### PROMPT
Your reply should be a faithful copy of the records below, free of pictures.

[INPUT FOR THIS TASK Boundary: Start]

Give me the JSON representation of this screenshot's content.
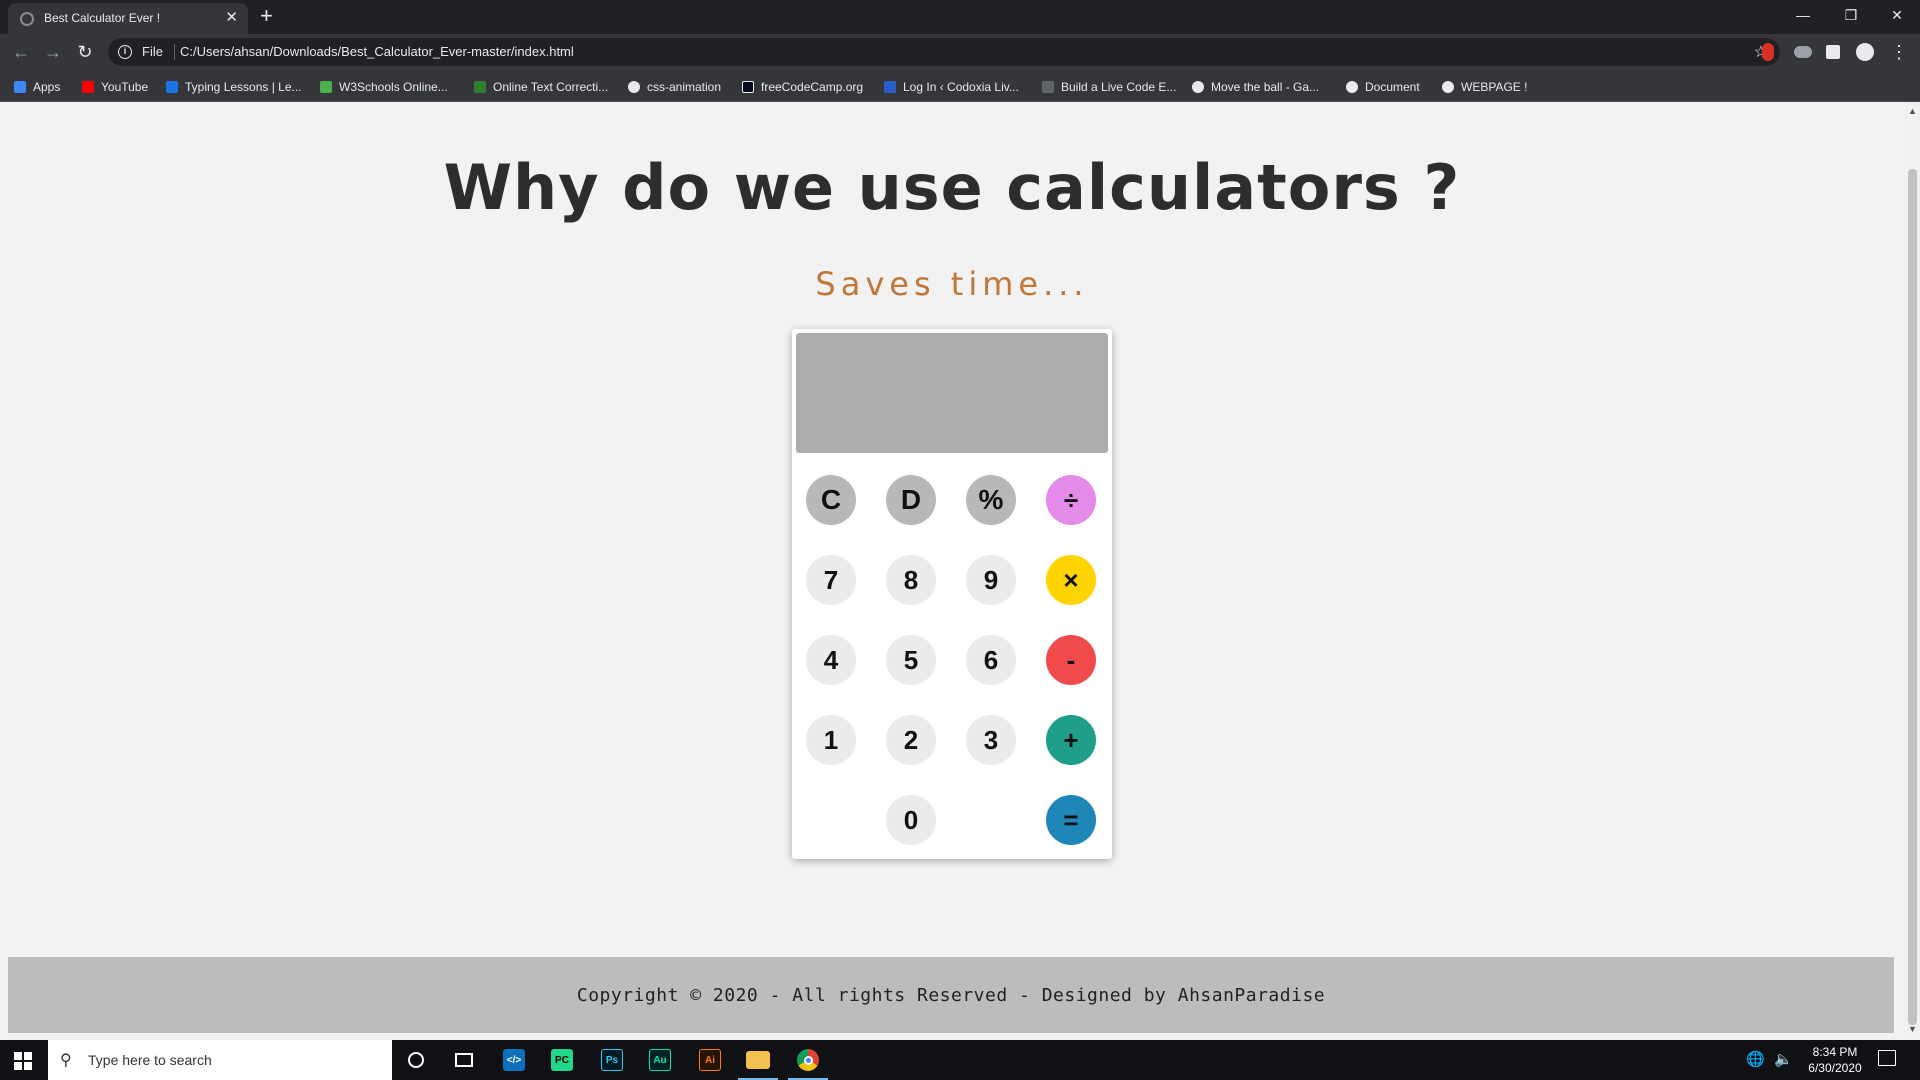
{
  "browser": {
    "tab_title": "Best Calculator Ever !",
    "tab_close": "✕",
    "new_tab": "+",
    "scheme_label": "File",
    "url": "C:/Users/ahsan/Downloads/Best_Calculator_Ever-master/index.html",
    "window_controls": {
      "minimize": "—",
      "restore": "❐",
      "close": "✕"
    }
  },
  "bookmarks": [
    {
      "label": "Apps",
      "color": "#4285f4"
    },
    {
      "label": "YouTube",
      "color": "#ff0000"
    },
    {
      "label": "Typing Lessons | Le...",
      "color": "#1a73e8"
    },
    {
      "label": "W3Schools Online...",
      "color": "#4caf50"
    },
    {
      "label": "Online Text Correcti...",
      "color": "#2e7d32"
    },
    {
      "label": "css-animation",
      "color": "#e8eaed"
    },
    {
      "label": "freeCodeCamp.org",
      "color": "#0a0a23"
    },
    {
      "label": "Log In ‹ Codoxia Liv...",
      "color": "#2c5cc5"
    },
    {
      "label": "Build a Live Code E...",
      "color": "#5f6368"
    },
    {
      "label": "Move the ball - Ga...",
      "color": "#e8eaed"
    },
    {
      "label": "Document",
      "color": "#e8eaed"
    },
    {
      "label": "WEBPAGE !",
      "color": "#e8eaed"
    }
  ],
  "page": {
    "heading": "Why do we use calculators ?",
    "subheading": "Saves time...",
    "display_value": "",
    "keys": {
      "clear": "C",
      "delete": "D",
      "percent": "%",
      "divide": "÷",
      "seven": "7",
      "eight": "8",
      "nine": "9",
      "multiply": "×",
      "four": "4",
      "five": "5",
      "six": "6",
      "subtract": "-",
      "one": "1",
      "two": "2",
      "three": "3",
      "add": "+",
      "zero": "0",
      "equals": "="
    },
    "footer": "Copyright © 2020 - All rights Reserved - Designed by AhsanParadise"
  },
  "colors": {
    "heading": "#2d2d2d",
    "subheading": "#c0773a",
    "divide_key": "#e48ae8",
    "multiply_key": "#ffd400",
    "subtract_key": "#ef4b4b",
    "add_key": "#1f9e8a",
    "equals_key": "#1f86b8"
  },
  "taskbar": {
    "search_placeholder": "Type here to search",
    "time": "8:34 PM",
    "date": "6/30/2020"
  }
}
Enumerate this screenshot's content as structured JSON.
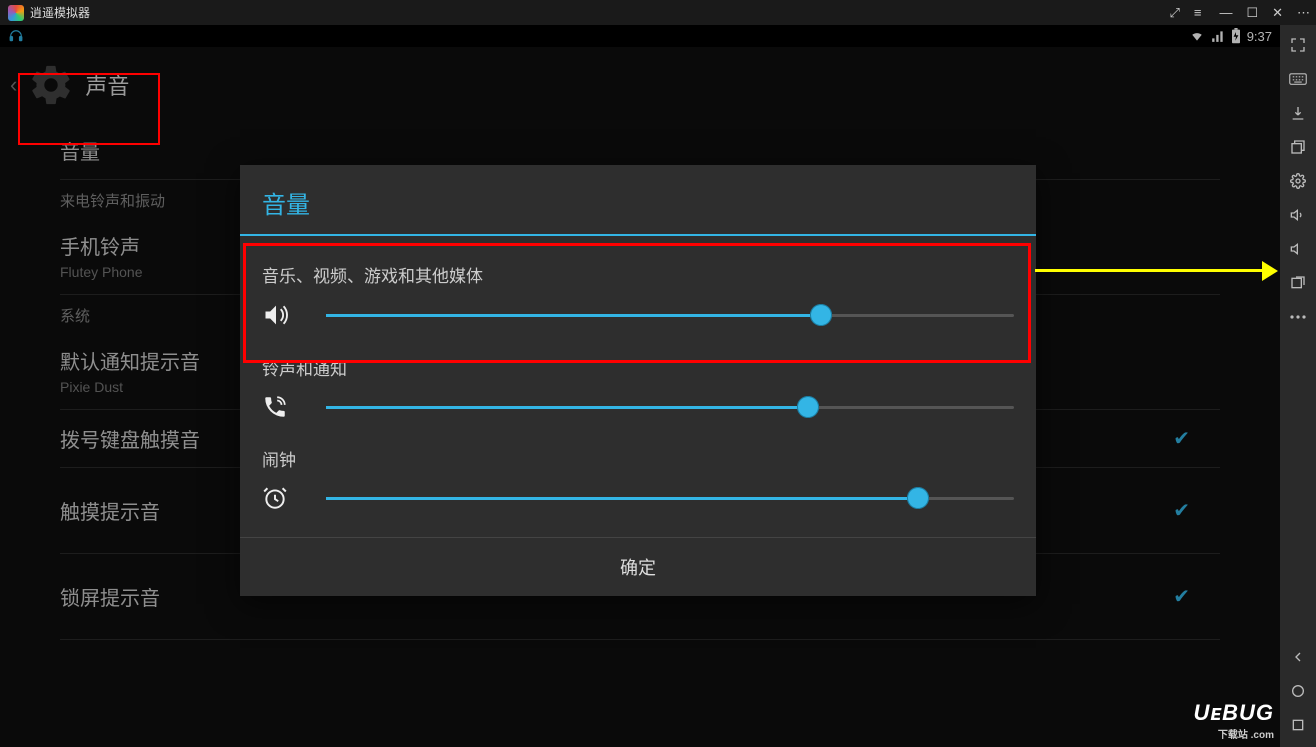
{
  "titlebar": {
    "app_name": "逍遥模拟器"
  },
  "status_bar": {
    "time": "9:37"
  },
  "settings": {
    "page_title": "声音",
    "volume_label": "音量",
    "category_ringtone": "来电铃声和振动",
    "phone_ringtone": {
      "primary": "手机铃声",
      "secondary": "Flutey Phone"
    },
    "category_system": "系统",
    "default_notification": {
      "primary": "默认通知提示音",
      "secondary": "Pixie Dust"
    },
    "dial_pad_touch": "拨号键盘触摸音",
    "touch_sound": "触摸提示音",
    "lock_sound": "锁屏提示音"
  },
  "dialog": {
    "title": "音量",
    "media": {
      "label": "音乐、视频、游戏和其他媒体",
      "percent": 72
    },
    "ringtone": {
      "label": "铃声和通知",
      "percent": 70
    },
    "alarm": {
      "label": "闹钟",
      "percent": 86
    },
    "confirm": "确定"
  },
  "watermark": {
    "brand": "UᴇBUG",
    "sub": "下载站 .com"
  }
}
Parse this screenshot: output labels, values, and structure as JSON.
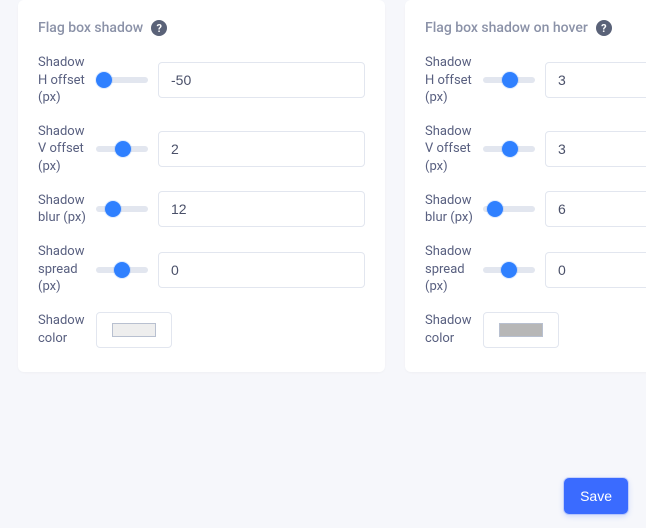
{
  "panels": {
    "left": {
      "title": "Flag box shadow",
      "rows": {
        "h_offset": {
          "label": "Shadow H offset (px)",
          "value": "-50",
          "slider_min": -50,
          "slider_max": 50,
          "slider_val": -50
        },
        "v_offset": {
          "label": "Shadow V offset (px)",
          "value": "2",
          "slider_min": -50,
          "slider_max": 50,
          "slider_val": 2
        },
        "blur": {
          "label": "Shadow blur (px)",
          "value": "12",
          "slider_min": 0,
          "slider_max": 50,
          "slider_val": 12
        },
        "spread": {
          "label": "Shadow spread (px)",
          "value": "0",
          "slider_min": -50,
          "slider_max": 50,
          "slider_val": 0
        },
        "color": {
          "label": "Shadow color",
          "swatch": "#eeeeee"
        }
      }
    },
    "right": {
      "title": "Flag box shadow on hover",
      "rows": {
        "h_offset": {
          "label": "Shadow H offset (px)",
          "value": "3",
          "slider_min": -50,
          "slider_max": 50,
          "slider_val": 3
        },
        "v_offset": {
          "label": "Shadow V offset (px)",
          "value": "3",
          "slider_min": -50,
          "slider_max": 50,
          "slider_val": 3
        },
        "blur": {
          "label": "Shadow blur (px)",
          "value": "6",
          "slider_min": 0,
          "slider_max": 50,
          "slider_val": 6
        },
        "spread": {
          "label": "Shadow spread (px)",
          "value": "0",
          "slider_min": -50,
          "slider_max": 50,
          "slider_val": 0
        },
        "color": {
          "label": "Shadow color",
          "swatch": "#b7b7b7"
        }
      }
    }
  },
  "actions": {
    "save_label": "Save"
  },
  "icons": {
    "help_glyph": "?"
  }
}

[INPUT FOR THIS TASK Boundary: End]

### OUTPUT
Give me the JSON representation of this screenshot's content.
{
  "browser": {
    "tab_title": "Best Calculator Ever !",
    "tab_close": "✕",
    "new_tab": "+",
    "scheme_label": "File",
    "url": "C:/Users/ahsan/Downloads/Best_Calculator_Ever-master/index.html",
    "window_controls": {
      "minimize": "—",
      "restore": "❐",
      "close": "✕"
    }
  },
  "bookmarks": [
    {
      "label": "Apps",
      "color": "#4285f4"
    },
    {
      "label": "YouTube",
      "color": "#ff0000"
    },
    {
      "label": "Typing Lessons | Le...",
      "color": "#1a73e8"
    },
    {
      "label": "W3Schools Online...",
      "color": "#4caf50"
    },
    {
      "label": "Online Text Correcti...",
      "color": "#2e7d32"
    },
    {
      "label": "css-animation",
      "color": "#e8eaed"
    },
    {
      "label": "freeCodeCamp.org",
      "color": "#0a0a23"
    },
    {
      "label": "Log In ‹ Codoxia Liv...",
      "color": "#2c5cc5"
    },
    {
      "label": "Build a Live Code E...",
      "color": "#5f6368"
    },
    {
      "label": "Move the ball - Ga...",
      "color": "#e8eaed"
    },
    {
      "label": "Document",
      "color": "#e8eaed"
    },
    {
      "label": "WEBPAGE !",
      "color": "#e8eaed"
    }
  ],
  "page": {
    "heading": "Why do we use calculators ?",
    "subheading": "Saves time...",
    "display_value": "",
    "keys": {
      "clear": "C",
      "delete": "D",
      "percent": "%",
      "divide": "÷",
      "seven": "7",
      "eight": "8",
      "nine": "9",
      "multiply": "×",
      "four": "4",
      "five": "5",
      "six": "6",
      "subtract": "-",
      "one": "1",
      "two": "2",
      "three": "3",
      "add": "+",
      "zero": "0",
      "equals": "="
    },
    "footer": "Copyright © 2020 - All rights Reserved - Designed by AhsanParadise"
  },
  "colors": {
    "heading": "#2d2d2d",
    "subheading": "#c0773a",
    "divide_key": "#e48ae8",
    "multiply_key": "#ffd400",
    "subtract_key": "#ef4b4b",
    "add_key": "#1f9e8a",
    "equals_key": "#1f86b8"
  },
  "taskbar": {
    "search_placeholder": "Type here to search",
    "time": "8:34 PM",
    "date": "6/30/2020"
  }
}
Enumerate this screenshot's content as structured JSON.
{
  "titlebar": {
    "app_name": "逍遥模拟器"
  },
  "status_bar": {
    "time": "9:37"
  },
  "settings": {
    "page_title": "声音",
    "volume_label": "音量",
    "category_ringtone": "来电铃声和振动",
    "phone_ringtone": {
      "primary": "手机铃声",
      "secondary": "Flutey Phone"
    },
    "category_system": "系统",
    "default_notification": {
      "primary": "默认通知提示音",
      "secondary": "Pixie Dust"
    },
    "dial_pad_touch": "拨号键盘触摸音",
    "touch_sound": "触摸提示音",
    "lock_sound": "锁屏提示音"
  },
  "dialog": {
    "title": "音量",
    "media": {
      "label": "音乐、视频、游戏和其他媒体",
      "percent": 72
    },
    "ringtone": {
      "label": "铃声和通知",
      "percent": 70
    },
    "alarm": {
      "label": "闹钟",
      "percent": 86
    },
    "confirm": "确定"
  },
  "watermark": {
    "brand": "UᴇBUG",
    "sub": "下载站 .com"
  }
}
Parse this screenshot: output labels, values, and structure as JSON.
{
  "panels": {
    "left": {
      "title": "Flag box shadow",
      "rows": {
        "h_offset": {
          "label": "Shadow H offset (px)",
          "value": "-50",
          "slider_min": -50,
          "slider_max": 50,
          "slider_val": -50
        },
        "v_offset": {
          "label": "Shadow V offset (px)",
          "value": "2",
          "slider_min": -50,
          "slider_max": 50,
          "slider_val": 2
        },
        "blur": {
          "label": "Shadow blur (px)",
          "value": "12",
          "slider_min": 0,
          "slider_max": 50,
          "slider_val": 12
        },
        "spread": {
          "label": "Shadow spread (px)",
          "value": "0",
          "slider_min": -50,
          "slider_max": 50,
          "slider_val": 0
        },
        "color": {
          "label": "Shadow color",
          "swatch": "#eeeeee"
        }
      }
    },
    "right": {
      "title": "Flag box shadow on hover",
      "rows": {
        "h_offset": {
          "label": "Shadow H offset (px)",
          "value": "3",
          "slider_min": -50,
          "slider_max": 50,
          "slider_val": 3
        },
        "v_offset": {
          "label": "Shadow V offset (px)",
          "value": "3",
          "slider_min": -50,
          "slider_max": 50,
          "slider_val": 3
        },
        "blur": {
          "label": "Shadow blur (px)",
          "value": "6",
          "slider_min": 0,
          "slider_max": 50,
          "slider_val": 6
        },
        "spread": {
          "label": "Shadow spread (px)",
          "value": "0",
          "slider_min": -50,
          "slider_max": 50,
          "slider_val": 0
        },
        "color": {
          "label": "Shadow color",
          "swatch": "#b7b7b7"
        }
      }
    }
  },
  "actions": {
    "save_label": "Save"
  },
  "icons": {
    "help_glyph": "?"
  }
}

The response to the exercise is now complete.